TASK
Every line with "FREEDOM" in it should be copied from the data.

[Records excerpted from a collection]

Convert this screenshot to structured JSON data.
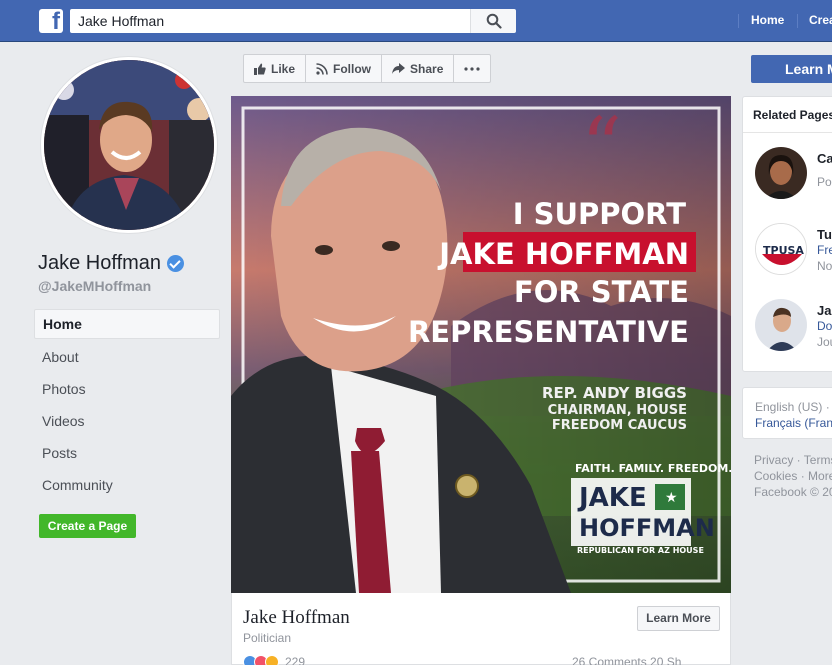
{
  "topbar": {
    "search_value": "Jake Hoffman",
    "nav": [
      "Home",
      "Crea"
    ]
  },
  "profile": {
    "name": "Jake Hoffman",
    "handle": "@JakeMHoffman"
  },
  "sidebar": {
    "items": [
      {
        "label": "Home"
      },
      {
        "label": "About"
      },
      {
        "label": "Photos"
      },
      {
        "label": "Videos"
      },
      {
        "label": "Posts"
      },
      {
        "label": "Community"
      }
    ],
    "create_page": "Create a Page"
  },
  "actions": {
    "like": "Like",
    "follow": "Follow",
    "share": "Share",
    "learn_more_top": "Learn M"
  },
  "cover": {
    "line1": "I SUPPORT",
    "line2": "JAKE HOFFMAN",
    "line3": "FOR STATE",
    "line4": "REPRESENTATIVE",
    "endorser": "REP. ANDY BIGGS",
    "endorser_title1": "CHAIRMAN, HOUSE",
    "endorser_title2": "FREEDOM CAUCUS",
    "slogan": "FAITH. FAMILY. FREEDOM.",
    "logo_line1": "JAKE",
    "logo_line2": "HOFFMAN",
    "logo_sub": "REPUBLICAN FOR AZ HOUSE"
  },
  "page_info": {
    "name": "Jake Hoffman",
    "category": "Politician",
    "learn_more": "Learn More",
    "reactions_count": "229",
    "comments_shares": "26 Comments 20 Sh"
  },
  "related": {
    "heading": "Related Pages",
    "items": [
      {
        "name": "Ca",
        "sub1": "Po",
        "sub2": ""
      },
      {
        "name": "Tu",
        "sub1": "Fre",
        "sub2": "No"
      },
      {
        "name": "Ja",
        "sub1": "Do",
        "sub2": "Jou"
      }
    ]
  },
  "languages": {
    "current": "English (US) ·",
    "other": "Français (Fran"
  },
  "footer": {
    "line1": "Privacy · Terms",
    "line2": "Cookies · More",
    "line3": "Facebook © 20"
  },
  "colors": {
    "brand": "#4267b2",
    "accent_red": "#c8102e",
    "create_green": "#42b72a"
  }
}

ANSWER TO THE PROBLEM
    "endorser_title2": "FREEDOM CAUCUS",
    "slogan": "FAITH. FAMILY. FREEDOM.",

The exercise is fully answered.